Well it is a tad misleading to call an inkjet a pigment print. The inks are technically composed of pigments, but these are very complex blends of true pigments, lakes, and simply dyed inert particles which behave more like dyes per se. Then you have no true
emulsion involved with its own potentially preservative value, but only a substrate. The
pigments per se obviously have to be very small and work well in a programmable gamut.
A lot more complicated than choosing a CMYK system based upon specific process colors.
No doubt companies like Epson have spent a lot of effort trying to factor in optimal permanence too, but that fact should always be weighed against the inevitable tendency
for marketeers and galleries to utilize the largest BS coefficient available.
ROL said in part "FYI: By way of update, I learned only last week that these days the officialterminology for sellable inkjet technology prints is "Pigment Print" (no joke). Hmm... the emperor has no clothes." (emphasis in the original)
Where did you learn that? I didn't know there was an official terminology. Who established it and what makes it official?
Before you criticize someone, walk a mile in their shoes. That way when you do criticize them you'll be
a mile away and you'll have their shoes.
I think it is fine if one wants to call prints made with inkjet prints that use pigment inksets "Pigment Prints." The term has been used, generally for prints that used pigment in conjunction with some type of colloid (gum arabic, fish glue, gelatin, etc.) but no one with reasonable knowledge of the look of different process prints would ever confuse a print made with an inkjet printer with one of these historical prints.
Photographers who sell their work will label it as they like, or not label it at all if they don't care to. I personally write on the back of any print that I might exhibit my name, title of the print, date, and process type. Process type for inkjet pigment prints might also include the name of the inkset, say "Epson K3" or "K7 Piezography" or "Vivera."
I think it had to be the sheet protector sleeves, I found some equally vintage prints that were OK.
I've kind of figured anything that went into a print portfolio book, commercial style, wasn't get reused, it would get tossed after a period.
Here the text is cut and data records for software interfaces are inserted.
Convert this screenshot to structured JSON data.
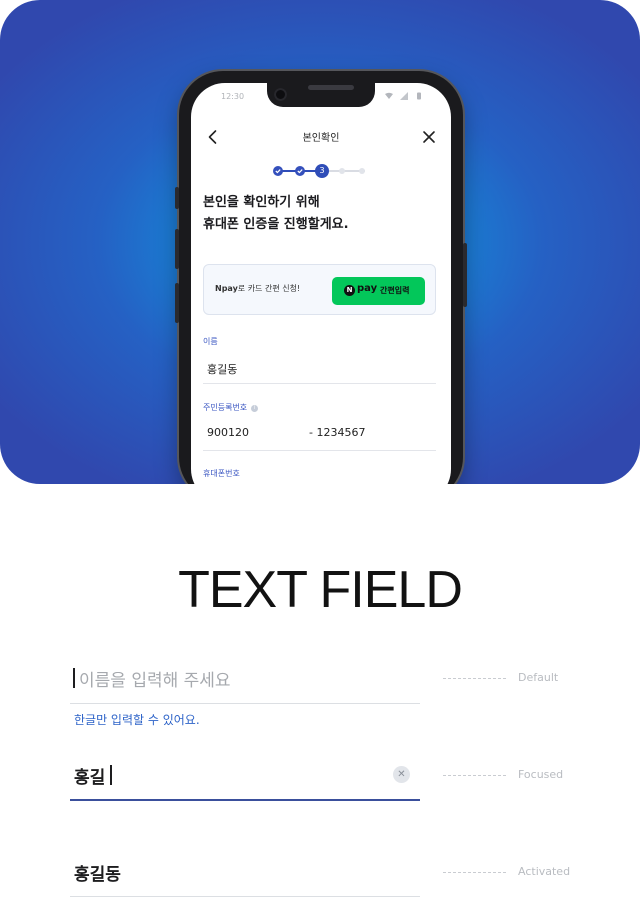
{
  "phone": {
    "status_time": "12:30",
    "nav": {
      "title": "본인확인",
      "back_icon": "chevron-left-icon",
      "close_icon": "close-icon"
    },
    "stepper": {
      "total_steps": 5,
      "current_step": 3,
      "current_label": "3"
    },
    "headline": {
      "line1": "본인을 확인하기 위해",
      "line2": "휴대폰 인증을 진행할게요."
    },
    "promo": {
      "text_bold": "Npay",
      "text_rest": "로 카드 간편 신청!",
      "button": {
        "badge": "N",
        "word": "pay",
        "label": "간편입력",
        "color": "#03c75a"
      }
    },
    "form": {
      "name_label": "이름",
      "name_value": "홍길동",
      "rrn_label": "주민등록번호",
      "rrn_front": "900120",
      "rrn_back": "- 1234567",
      "phone_label": "휴대폰번호"
    }
  },
  "section_title": "TEXT FIELD",
  "text_fields": {
    "default": {
      "placeholder": "이름을 입력해 주세요",
      "helper": "한글만 입력할 수 있어요.",
      "state": "Default"
    },
    "focused": {
      "value": "홍길",
      "state": "Focused"
    },
    "activated": {
      "value": "홍길동",
      "state": "Activated"
    }
  },
  "colors": {
    "accent": "#2f4db8",
    "helper": "#2d63c8",
    "focus_line": "#3a4f9c",
    "hero_center": "#1e9ee6",
    "hero_edge": "#3048ae"
  }
}
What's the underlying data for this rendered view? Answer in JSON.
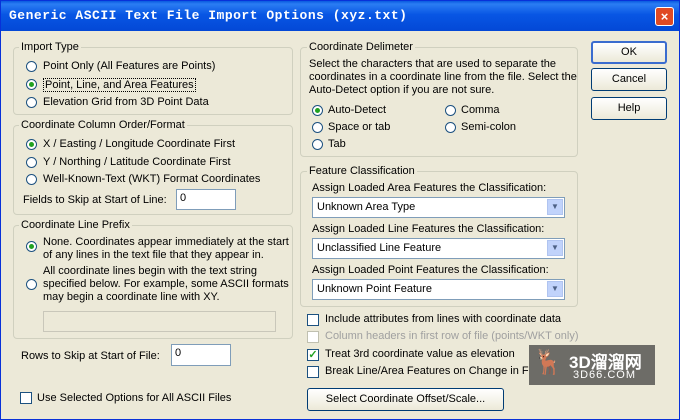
{
  "window": {
    "title": "Generic ASCII Text File Import Options (xyz.txt)",
    "close_label": "×"
  },
  "import_type": {
    "label": "Import Type",
    "options": [
      "Point Only (All Features are Points)",
      "Point, Line, and Area Features",
      "Elevation Grid from 3D Point Data"
    ],
    "selected": 1
  },
  "coord_order": {
    "label": "Coordinate Column Order/Format",
    "options": [
      "X / Easting / Longitude Coordinate First",
      "Y / Northing / Latitude Coordinate First",
      "Well-Known-Text (WKT) Format Coordinates"
    ],
    "selected": 0,
    "fields_label": "Fields to Skip at Start of Line:",
    "fields_value": "0"
  },
  "line_prefix": {
    "label": "Coordinate Line Prefix",
    "option1_line1": "None. Coordinates appear immediately at the start",
    "option1_line2": "of any lines in the text file that they appear in.",
    "option2_line1": "All coordinate lines begin with the text string",
    "option2_line2": "specified below. For example, some ASCII formats",
    "option2_line3": "may begin a coordinate line with XY.",
    "prefix_value": ""
  },
  "rows_skip": {
    "label": "Rows to Skip at Start of File:",
    "value": "0"
  },
  "use_selected": {
    "label": "Use Selected Options for All ASCII Files"
  },
  "delimiter": {
    "label": "Coordinate Delimeter",
    "desc1": "Select the characters that are used to separate the",
    "desc2": "coordinates in a coordinate line from the file. Select the",
    "desc3": "Auto-Detect option if you are not sure.",
    "auto": "Auto-Detect",
    "comma": "Comma",
    "space": "Space or tab",
    "semi": "Semi-colon",
    "tab": "Tab"
  },
  "classification": {
    "label": "Feature Classification",
    "area_label": "Assign Loaded Area Features the Classification:",
    "area_value": "Unknown Area Type",
    "line_label": "Assign Loaded Line Features the Classification:",
    "line_value": "Unclassified Line Feature",
    "point_label": "Assign Loaded Point Features the Classification:",
    "point_value": "Unknown Point Feature"
  },
  "checks": {
    "include_attrs": "Include attributes from lines with coordinate data",
    "headers": "Column headers in first row of file (points/WKT only)",
    "treat_3rd": "Treat 3rd coordinate value as elevation",
    "break_line": "Break Line/Area Features on Change in F"
  },
  "buttons": {
    "ok": "OK",
    "cancel": "Cancel",
    "help": "Help",
    "offset": "Select Coordinate Offset/Scale..."
  },
  "watermark": {
    "line1": "3D溜溜网",
    "line2": "3D66.COM"
  }
}
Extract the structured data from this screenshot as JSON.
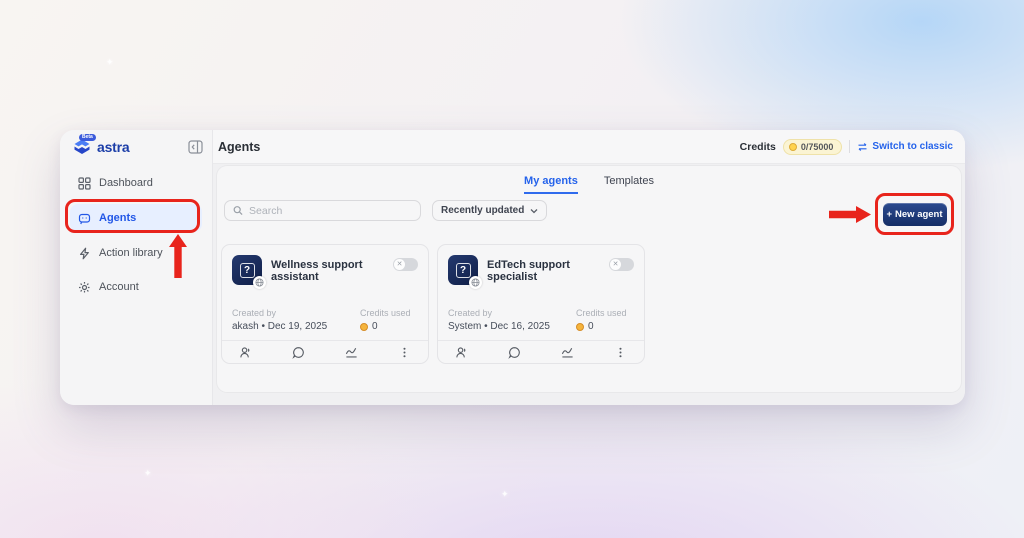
{
  "sidebar": {
    "logo": {
      "text": "astra",
      "badge": "Beta"
    },
    "items": [
      {
        "label": "Dashboard"
      },
      {
        "label": "Agents"
      },
      {
        "label": "Action library"
      },
      {
        "label": "Account"
      }
    ]
  },
  "header": {
    "title": "Agents",
    "credits_label": "Credits",
    "credits_value": "0/75000",
    "switch_to_classic": "Switch to classic"
  },
  "tabs": [
    {
      "label": "My agents"
    },
    {
      "label": "Templates"
    }
  ],
  "toolbar": {
    "search_placeholder": "Search",
    "sort_value": "Recently updated",
    "new_agent_plus": "+",
    "new_agent_label": "New agent"
  },
  "cards": [
    {
      "title": "Wellness support assistant",
      "avatar_glyph": "?",
      "toggle_state": "off",
      "created_by_label": "Created by",
      "created_by_value": "akash • Dec 19, 2025",
      "credits_used_label": "Credits used",
      "credits_used_value": "0"
    },
    {
      "title": "EdTech support specialist",
      "avatar_glyph": "?",
      "toggle_state": "off",
      "created_by_label": "Created by",
      "created_by_value": "System • Dec 16, 2025",
      "credits_used_label": "Credits used",
      "credits_used_value": "0"
    }
  ],
  "colors": {
    "accent_blue": "#2563eb",
    "annotation_red": "#e8241c",
    "button_navy": "#152e66",
    "credits_badge_bg": "#fbf4d3"
  }
}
I found the length of the period ;-p and that these archival sleeves aren't.
Yes indeed Sandy. But there was a also BS coefficient in operation back when C and R prints were norm. Cibachrome was a significant improvement, and now C prints have improved quite a bit too; but I wouldn't want to display any kind of color photograph, inkjet included, in direct sunlight or under bright halogens. Maybe certain carbon pigments
would hold up decently, but UV might damage something else in the print. Heck, even the
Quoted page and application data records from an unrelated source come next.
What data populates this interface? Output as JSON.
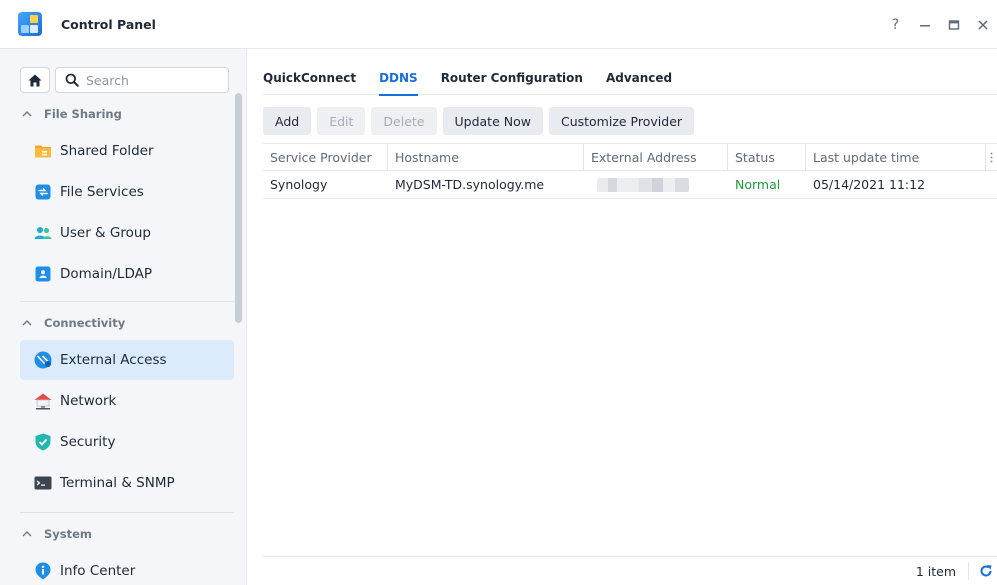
{
  "window": {
    "title": "Control Panel",
    "controls": {
      "help": "?",
      "minimize": "—",
      "close": "X"
    }
  },
  "sidebar": {
    "search": {
      "placeholder": "Search",
      "value": ""
    },
    "sections": [
      {
        "label": "File Sharing",
        "items": [
          {
            "label": "Shared Folder",
            "icon": "shared-folder-icon"
          },
          {
            "label": "File Services",
            "icon": "file-services-icon"
          },
          {
            "label": "User & Group",
            "icon": "user-group-icon"
          },
          {
            "label": "Domain/LDAP",
            "icon": "domain-ldap-icon"
          }
        ]
      },
      {
        "label": "Connectivity",
        "items": [
          {
            "label": "External Access",
            "icon": "external-access-icon",
            "active": true
          },
          {
            "label": "Network",
            "icon": "network-icon"
          },
          {
            "label": "Security",
            "icon": "security-shield-icon"
          },
          {
            "label": "Terminal & SNMP",
            "icon": "terminal-icon"
          }
        ]
      },
      {
        "label": "System",
        "items": [
          {
            "label": "Info Center",
            "icon": "info-center-icon"
          }
        ]
      }
    ]
  },
  "main": {
    "tabs": [
      {
        "label": "QuickConnect",
        "active": false
      },
      {
        "label": "DDNS",
        "active": true
      },
      {
        "label": "Router Configuration",
        "active": false
      },
      {
        "label": "Advanced",
        "active": false
      }
    ],
    "toolbar": {
      "add": "Add",
      "edit": "Edit",
      "delete": "Delete",
      "update_now": "Update Now",
      "customize_provider": "Customize Provider"
    },
    "table": {
      "columns": [
        "Service Provider",
        "Hostname",
        "External Address",
        "Status",
        "Last update time"
      ],
      "rows": [
        {
          "provider": "Synology",
          "hostname": "MyDSM-TD.synology.me",
          "external_address": "",
          "status": "Normal",
          "last_update": "05/14/2021 11:12"
        }
      ]
    },
    "footer": {
      "count": "1 item"
    }
  },
  "colors": {
    "accent": "#1a6ed8",
    "status_normal": "#1c9b3b",
    "active_nav_bg": "#dcebfb"
  }
}
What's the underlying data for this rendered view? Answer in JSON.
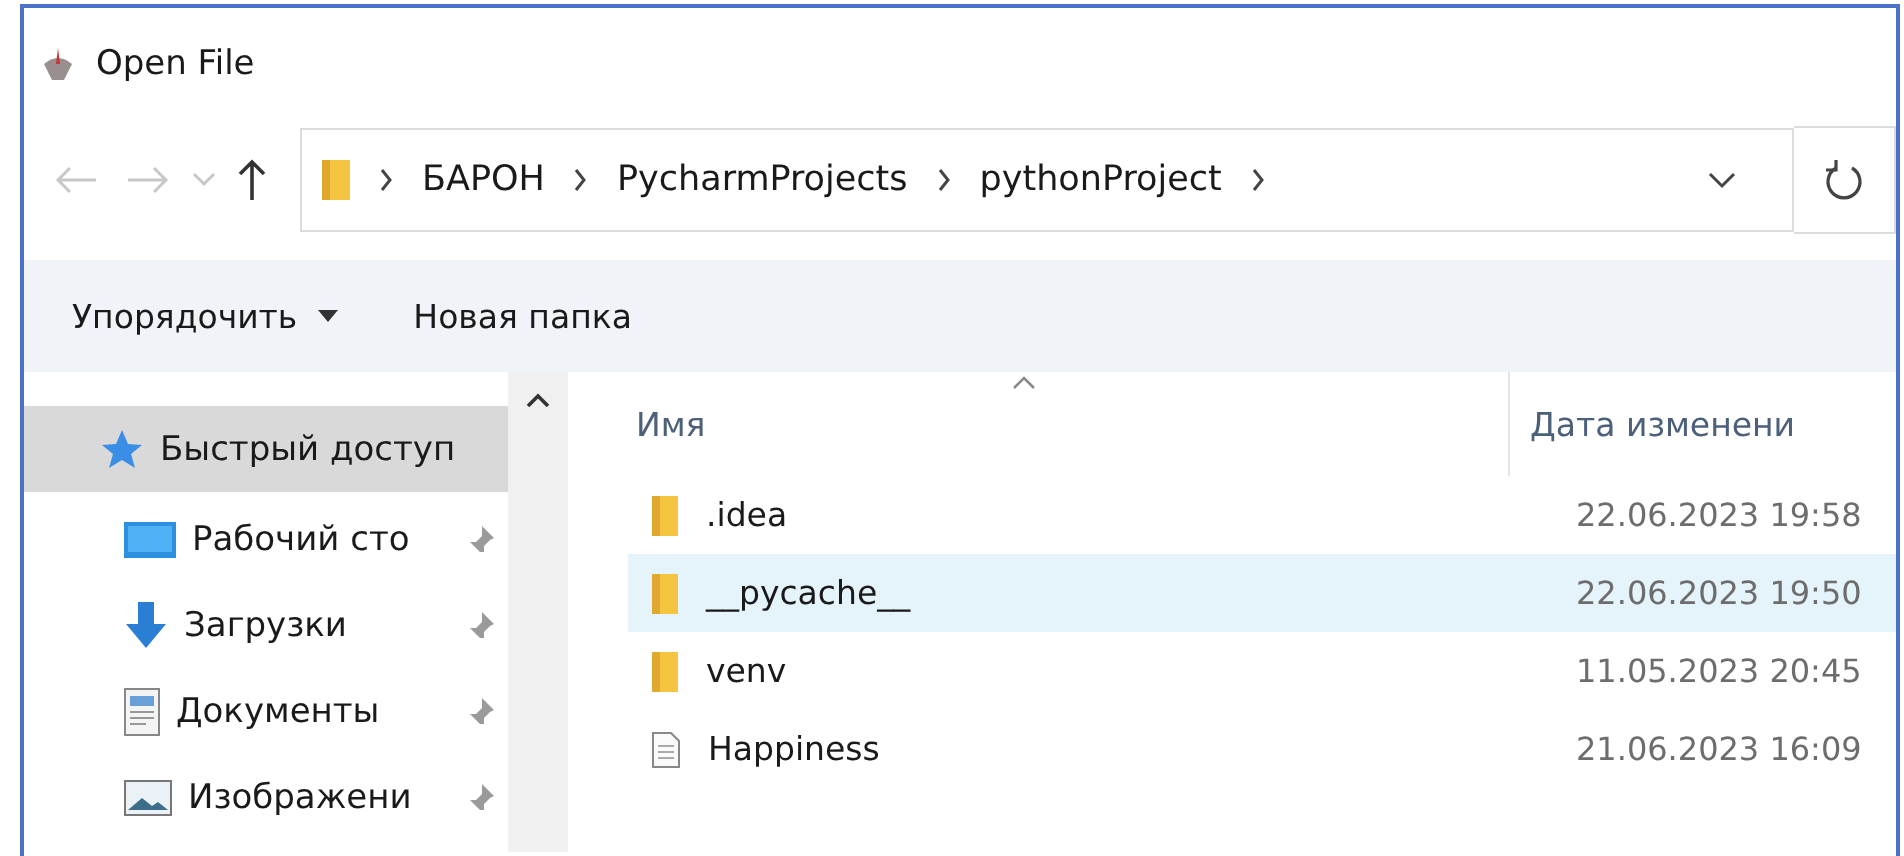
{
  "window": {
    "title": "Open File"
  },
  "address": {
    "crumbs": [
      "БАРОН",
      "PycharmProjects",
      "pythonProject"
    ]
  },
  "toolbar": {
    "organize": "Упорядочить",
    "new_folder": "Новая папка"
  },
  "sidebar": {
    "items": [
      {
        "label": "Быстрый доступ",
        "kind": "star",
        "pinned": false,
        "selected": true
      },
      {
        "label": "Рабочий сто",
        "kind": "desktop",
        "pinned": true,
        "selected": false
      },
      {
        "label": "Загрузки",
        "kind": "download",
        "pinned": true,
        "selected": false
      },
      {
        "label": "Документы",
        "kind": "document",
        "pinned": true,
        "selected": false
      },
      {
        "label": "Изображени",
        "kind": "image",
        "pinned": true,
        "selected": false
      }
    ]
  },
  "table": {
    "columns": [
      "Имя",
      "Дата изменени"
    ],
    "rows": [
      {
        "kind": "folder",
        "name": ".idea",
        "date": "22.06.2023 19:58",
        "selected": false
      },
      {
        "kind": "folder",
        "name": "__pycache__",
        "date": "22.06.2023 19:50",
        "selected": true
      },
      {
        "kind": "folder",
        "name": "venv",
        "date": "11.05.2023 20:45",
        "selected": false
      },
      {
        "kind": "file",
        "name": "Happiness",
        "date": "21.06.2023 16:09",
        "selected": false
      }
    ]
  }
}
Sphinx in Egypt isn't looking too good lately.
Icon LA, why they were insisting on its use for any inkjet process. Their master printer informed me that it was now the custom to label all inkjet processes, pigment. Chromogenic is their term for laser print process. Anyhow, the mystery was solved for me. The powers that be, which (shhh!) I suspect may actually be the Grand Omniscient Counsel of D, from the metameristic ephemeral green planet Remulac, have proclaimed it. And, at the risk of being disintegrated, that's good enough for me.
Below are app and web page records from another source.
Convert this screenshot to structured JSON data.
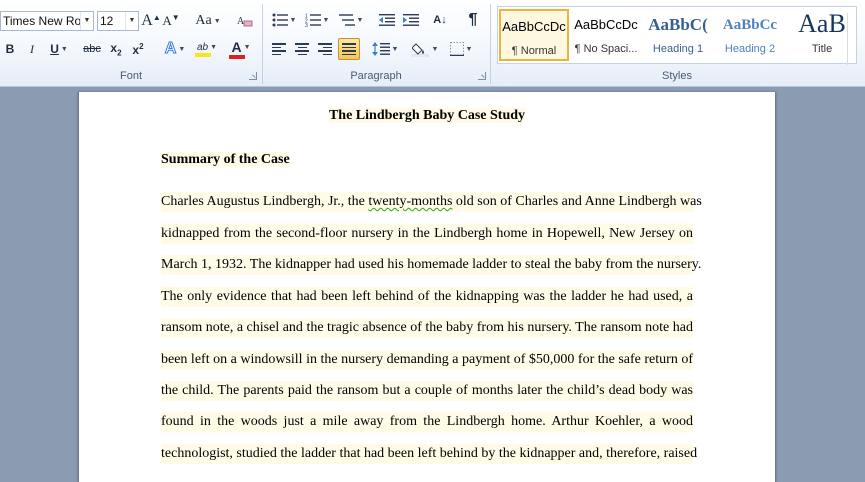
{
  "font_group": {
    "font_name": "Times New Rom",
    "font_size": "12",
    "label": "Font",
    "grow_label": "A",
    "shrink_label": "A",
    "change_case_label": "Aa",
    "bold_label": "B",
    "italic_label": "I",
    "underline_label": "U",
    "strike_label": "abc",
    "subscript_label": "x",
    "subscript_mark": "2",
    "superscript_label": "x",
    "superscript_mark": "2",
    "text_effects_label": "A",
    "highlight_label": "ab",
    "font_color_label": "A",
    "highlight_color": "#f9e51b",
    "font_color": "#e02020"
  },
  "paragraph_group": {
    "label": "Paragraph",
    "pilcrow": "¶",
    "sort_label": "A↓"
  },
  "styles_group": {
    "label": "Styles",
    "tiles": [
      {
        "sample": "AaBbCcDc",
        "name": "¶ Normal"
      },
      {
        "sample": "AaBbCcDc",
        "name": "¶ No Spaci..."
      },
      {
        "sample": "AaBbC(",
        "name": "Heading 1"
      },
      {
        "sample": "AaBbCc",
        "name": "Heading 2"
      },
      {
        "sample": "AaB",
        "name": "Title"
      }
    ],
    "heading_color": "#365f91"
  },
  "document": {
    "title": "The Lindbergh Baby Case Study",
    "section_heading": "Summary of the Case",
    "first_line": {
      "before": "Charles Augustus Lindbergh, Jr., the ",
      "flagged": "twenty-months",
      "after": " old son of Charles and Anne Lindbergh was"
    },
    "lines": [
      "kidnapped from the second-floor nursery in the Lindbergh home in Hopewell, New Jersey on",
      "March 1, 1932. The kidnapper had used his homemade ladder to steal the baby from the nursery.",
      "The only evidence that had been left behind of the kidnapping was the ladder he had used, a",
      "ransom note, a chisel and the tragic absence of the baby from his nursery. The ransom note had",
      "been left on a windowsill in the nursery demanding a payment of $50,000 for the safe return of",
      "the child. The parents paid the ransom but a couple of months later the child’s dead body was",
      "found in the woods just a mile away from the Lindbergh home. Arthur Koehler, a wood",
      "technologist, studied the ladder that had been left behind by the kidnapper and, therefore, raised"
    ]
  }
}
I don't much care what digistas call anything anymore, as long as they don't include my GSP's. Though in the never ending quest for legitimacy (which practically, they've already achieved), I'm certain that they will, eventually.